2*pi*r = 40030.174 km + 1 km (result taken from part 1)

r = 6371.159 km

so its 159 m above earth. ummmm thats quite alot, it must be wrong, though i keep getting the same result.

you can get the result also without knowing the original r of earth:
1km/(2*ip) = 0.159 km

but im still not sure if the question was meant like that, because you were talking of a point of pulling. i guess my english is just too poor to understand it ðŸ˜‰
9. 17 Aug '05 18:071 edit
Originally posted by PBE6
That would be the height off the ground of a belt that was hovering equidistant over the Earth. I was thinking more like hanging the belt on a hook, and letting the Earth hang in the belt like a hammock (or like an ice cream cone).

On its side, it would look kinda like this: <O

oops.

wonder why my first calculation was so far off for the equidistance.
10. PBE6
Bananarama
17 Aug '05 18:13
Originally posted by crazyblue
im not sure if i got it right. is the belt still in shape of a circle then, that has the same height above earth everywhere? if yes id go like this:

2*pi*r = 40030.174 km + 1 km (result taken from part 1)

r = 6371.159 km

so its 159 m above earth. ummmm thats quite alot, it must be wrong, though i keep getting the same result.

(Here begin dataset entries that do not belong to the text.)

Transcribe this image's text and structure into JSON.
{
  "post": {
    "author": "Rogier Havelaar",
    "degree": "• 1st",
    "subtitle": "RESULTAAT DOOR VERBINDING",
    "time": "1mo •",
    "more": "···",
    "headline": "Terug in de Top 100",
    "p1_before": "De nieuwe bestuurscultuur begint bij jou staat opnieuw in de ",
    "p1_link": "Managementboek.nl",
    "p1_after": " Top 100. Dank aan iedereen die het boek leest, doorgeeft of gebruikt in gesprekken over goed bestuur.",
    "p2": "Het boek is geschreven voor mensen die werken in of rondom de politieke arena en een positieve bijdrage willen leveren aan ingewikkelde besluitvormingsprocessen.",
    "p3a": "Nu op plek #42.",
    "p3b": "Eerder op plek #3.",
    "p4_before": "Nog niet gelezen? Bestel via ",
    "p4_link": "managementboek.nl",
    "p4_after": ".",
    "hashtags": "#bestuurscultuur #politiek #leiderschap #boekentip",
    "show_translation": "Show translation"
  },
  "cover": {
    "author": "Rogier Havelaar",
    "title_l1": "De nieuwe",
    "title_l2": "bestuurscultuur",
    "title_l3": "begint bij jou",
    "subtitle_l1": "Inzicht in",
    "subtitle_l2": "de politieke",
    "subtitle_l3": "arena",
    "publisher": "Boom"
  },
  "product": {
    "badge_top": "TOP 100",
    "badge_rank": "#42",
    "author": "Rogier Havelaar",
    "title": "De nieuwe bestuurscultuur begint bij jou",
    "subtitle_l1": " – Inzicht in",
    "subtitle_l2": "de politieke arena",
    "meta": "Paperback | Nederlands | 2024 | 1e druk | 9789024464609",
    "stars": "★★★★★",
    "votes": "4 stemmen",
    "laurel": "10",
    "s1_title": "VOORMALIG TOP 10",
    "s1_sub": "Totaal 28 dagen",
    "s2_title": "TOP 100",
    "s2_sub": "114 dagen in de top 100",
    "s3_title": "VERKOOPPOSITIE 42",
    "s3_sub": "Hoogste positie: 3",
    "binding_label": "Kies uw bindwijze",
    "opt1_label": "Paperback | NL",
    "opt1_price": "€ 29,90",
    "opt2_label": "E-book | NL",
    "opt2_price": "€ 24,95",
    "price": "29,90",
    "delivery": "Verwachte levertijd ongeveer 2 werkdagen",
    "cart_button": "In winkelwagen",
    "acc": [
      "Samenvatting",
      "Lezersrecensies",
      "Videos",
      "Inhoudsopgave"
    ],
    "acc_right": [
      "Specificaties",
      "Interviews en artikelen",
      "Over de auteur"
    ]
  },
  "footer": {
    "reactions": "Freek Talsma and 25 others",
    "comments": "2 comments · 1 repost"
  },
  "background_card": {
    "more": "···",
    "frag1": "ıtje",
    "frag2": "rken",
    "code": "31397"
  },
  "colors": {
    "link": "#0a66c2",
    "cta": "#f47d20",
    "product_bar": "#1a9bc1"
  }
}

you can get the re ...[text shortened]... you were talking of a point of pulling. i guess my english is just too poor to understand it ðŸ˜‰
No, it's not in the shape of a circle anymore. When you pull on the slack part, it makes a sharp point.
11. Bowmann
Non-Subscriber
17 Aug '05 21:22
Cor, this is an old one!
12. 18 Aug '05 08:10
Originally posted by PBE6
No, it's not in the shape of a circle anymore. When you pull on the slack part, it makes a sharp point.
forgot the sharp point vs cirlce part.
Could that be 12.17 km above the surface? Would be amazing.
13. PBE6
Bananarama
18 Aug '05 14:37
Originally posted by Mephisto2
forgot the sharp point vs cirlce part.
Could that be 12.17 km above the surface? Would be amazing.
I got 12.15 km using Excel, so 12.17 km sounds right to me! As Bowmann pointed out, "Cor, this is an old one!" but it's an interesting puzzle nonetheless.
14. 18 Aug '05 15:25
Originally posted by PBE6
I got 12.15 km using Excel, so 12.17 km sounds right to me! As Bowmann pointed out, "Cor, this is an old one!" but it's an interesting puzzle nonetheless.
how the frack does it get so high if you only add 1 to the whole length?
15. PBE6
Bananarama
18 Aug '05 16:191 edit
Originally posted by Coconut
how the frack does it get so high if you only add 1 to the whole length?
Well, if the belt was hovering equidistant above the equator the height off the ground is something like 0.159 km. When you pull the belt up so it touches the other side of the Earth, that doubles the height right off the bat. Then there's all that extra slack from the 40,000+ km of belt running around the sides.

Another way to think about it is that letting the belt hover equidistant above the Earth is like plotting the average over a domain, and pulling the belt tight is like pulling up the middle of the graph and pushing down the sides to maintain the same area.